● Task instructions: The task calls for every line of the data to be retyped exactly.

● Excerpts from an interface dataset:
————
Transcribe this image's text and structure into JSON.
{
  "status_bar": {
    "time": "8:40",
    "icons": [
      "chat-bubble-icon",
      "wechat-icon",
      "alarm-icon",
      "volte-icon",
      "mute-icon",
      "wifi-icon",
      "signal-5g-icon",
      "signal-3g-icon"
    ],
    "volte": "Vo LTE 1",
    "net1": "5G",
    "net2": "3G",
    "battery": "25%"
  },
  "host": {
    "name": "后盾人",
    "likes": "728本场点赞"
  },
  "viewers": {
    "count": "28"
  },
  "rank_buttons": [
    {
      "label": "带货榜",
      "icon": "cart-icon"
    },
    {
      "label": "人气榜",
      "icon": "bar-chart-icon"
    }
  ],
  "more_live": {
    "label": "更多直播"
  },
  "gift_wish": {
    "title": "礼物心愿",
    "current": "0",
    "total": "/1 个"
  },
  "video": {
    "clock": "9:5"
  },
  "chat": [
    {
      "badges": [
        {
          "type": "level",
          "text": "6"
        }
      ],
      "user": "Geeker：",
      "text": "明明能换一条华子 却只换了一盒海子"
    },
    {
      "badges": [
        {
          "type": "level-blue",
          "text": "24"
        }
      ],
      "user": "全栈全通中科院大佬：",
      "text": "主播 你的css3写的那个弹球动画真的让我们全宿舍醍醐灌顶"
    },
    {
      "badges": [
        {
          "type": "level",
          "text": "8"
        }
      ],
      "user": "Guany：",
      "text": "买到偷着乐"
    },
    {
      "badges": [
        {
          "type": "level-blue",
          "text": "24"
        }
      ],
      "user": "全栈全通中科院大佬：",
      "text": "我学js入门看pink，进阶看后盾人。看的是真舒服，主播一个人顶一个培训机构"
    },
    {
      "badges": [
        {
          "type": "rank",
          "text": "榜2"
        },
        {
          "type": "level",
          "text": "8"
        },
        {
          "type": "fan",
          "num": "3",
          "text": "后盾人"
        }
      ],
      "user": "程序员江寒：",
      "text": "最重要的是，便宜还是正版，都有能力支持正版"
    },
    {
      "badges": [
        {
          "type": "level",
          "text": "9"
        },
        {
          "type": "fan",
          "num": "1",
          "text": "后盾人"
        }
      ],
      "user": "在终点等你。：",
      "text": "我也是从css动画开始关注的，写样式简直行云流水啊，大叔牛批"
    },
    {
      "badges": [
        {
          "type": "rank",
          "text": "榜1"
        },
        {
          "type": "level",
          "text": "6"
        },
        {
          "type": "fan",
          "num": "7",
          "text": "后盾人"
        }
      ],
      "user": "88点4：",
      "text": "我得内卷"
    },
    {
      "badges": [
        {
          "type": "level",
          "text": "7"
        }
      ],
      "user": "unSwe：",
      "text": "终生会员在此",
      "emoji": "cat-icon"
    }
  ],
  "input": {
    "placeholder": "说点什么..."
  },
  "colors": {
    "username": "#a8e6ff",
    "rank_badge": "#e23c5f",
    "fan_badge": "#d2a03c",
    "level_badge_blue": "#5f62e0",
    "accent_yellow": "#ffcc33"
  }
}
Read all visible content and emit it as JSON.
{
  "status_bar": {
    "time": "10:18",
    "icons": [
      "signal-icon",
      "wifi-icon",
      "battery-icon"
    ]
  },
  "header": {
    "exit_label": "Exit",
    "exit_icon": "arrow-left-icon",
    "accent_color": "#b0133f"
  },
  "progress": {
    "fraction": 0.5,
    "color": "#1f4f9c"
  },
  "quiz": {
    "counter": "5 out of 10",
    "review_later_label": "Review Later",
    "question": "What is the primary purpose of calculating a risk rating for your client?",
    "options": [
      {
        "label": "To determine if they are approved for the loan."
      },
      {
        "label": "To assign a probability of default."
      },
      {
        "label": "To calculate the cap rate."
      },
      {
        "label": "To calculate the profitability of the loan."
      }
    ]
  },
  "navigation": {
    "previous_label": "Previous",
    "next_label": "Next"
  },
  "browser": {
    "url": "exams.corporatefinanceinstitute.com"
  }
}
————
● The answer:
Transcribe this image's text and structure into JSON.
{
  "status_bar": {
    "time": "8:40",
    "icons": [
      "chat-bubble-icon",
      "wechat-icon",
      "alarm-icon",
      "volte-icon",
      "mute-icon",
      "wifi-icon",
      "signal-5g-icon",
      "signal-3g-icon"
    ],
    "volte": "Vo LTE 1",
    "net1": "5G",
    "net2": "3G",
    "battery": "25%"
  },
  "host": {
    "name": "后盾人",
    "likes": "728本场点赞"
  },
  "viewers": {
    "count": "28"
  },
  "rank_buttons": [
    {
      "label": "带货榜",
      "icon": "cart-icon"
    },
    {
      "label": "人气榜",
      "icon": "bar-chart-icon"
    }
  ],
  "more_live": {
    "label": "更多直播"
  },
  "gift_wish": {
    "title": "礼物心愿",
    "current": "0",
    "total": "/1 个"
  },
  "video": {
    "clock": "9:5"
  },
  "chat": [
    {
      "badges": [
        {
          "type": "level",
          "text": "6"
        }
      ],
      "user": "Geeker：",
      "text": "明明能换一条华子 却只换了一盒海子"
    },
    {
      "badges": [
        {
          "type": "level-blue",
          "text": "24"
        }
      ],
      "user": "全栈全通中科院大佬：",
      "text": "主播 你的css3写的那个弹球动画真的让我们全宿舍醍醐灌顶"
    },
    {
      "badges": [
        {
          "type": "level",
          "text": "8"
        }
      ],
      "user": "Guany：",
      "text": "买到偷着乐"
    },
    {
      "badges": [
        {
          "type": "level-blue",
          "text": "24"
        }
      ],
      "user": "全栈全通中科院大佬：",
      "text": "我学js入门看pink，进阶看后盾人。看的是真舒服，主播一个人顶一个培训机构"
    },
    {
      "badges": [
        {
          "type": "rank",
          "text": "榜2"
        },
        {
          "type": "level",
          "text": "8"
        },
        {
          "type": "fan",
          "num": "3",
          "text": "后盾人"
        }
      ],
      "user": "程序员江寒：",
      "text": "最重要的是，便宜还是正版，都有能力支持正版"
    },
    {
      "badges": [
        {
          "type": "level",
          "text": "9"
        },
        {
          "type": "fan",
          "num": "1",
          "text": "后盾人"
        }
      ],
      "user": "在终点等你。：",
      "text": "我也是从css动画开始关注的，写样式简直行云流水啊，大叔牛批"
    },
    {
      "badges": [
        {
          "type": "rank",
          "text": "榜1"
        },
        {
          "type": "level",
          "text": "6"
        },
        {
          "type": "fan",
          "num": "7",
          "text": "后盾人"
        }
      ],
      "user": "88点4：",
      "text": "我得内卷"
    },
    {
      "badges": [
        {
          "type": "level",
          "text": "7"
        }
      ],
      "user": "unSwe：",
      "text": "终生会员在此",
      "emoji": "cat-icon"
    }
  ],
  "input": {
    "placeholder": "说点什么..."
  },
  "colors": {
    "username": "#a8e6ff",
    "rank_badge": "#e23c5f",
    "fan_badge": "#d2a03c",
    "level_badge_blue": "#5f62e0",
    "accent_yellow": "#ffcc33"
  }
}
Read all visible content and emit it as JSON.
{
  "status_bar": {
    "time": "10:18",
    "icons": [
      "signal-icon",
      "wifi-icon",
      "battery-icon"
    ]
  },
  "header": {
    "exit_label": "Exit",
    "exit_icon": "arrow-left-icon",
    "accent_color": "#b0133f"
  },
  "progress": {
    "fraction": 0.5,
    "color": "#1f4f9c"
  },
  "quiz": {
    "counter": "5 out of 10",
    "review_later_label": "Review Later",
    "question": "What is the primary purpose of calculating a risk rating for your client?",
    "options": [
      {
        "label": "To determine if they are approved for the loan."
      },
      {
        "label": "To assign a probability of default."
      },
      {
        "label": "To calculate the cap rate."
      },
      {
        "label": "To calculate the profitability of the loan."
      }
    ]
  },
  "navigation": {
    "previous_label": "Previous",
    "next_label": "Next"
  },
  "browser": {
    "url": "exams.corporatefinanceinstitute.com"
  }
}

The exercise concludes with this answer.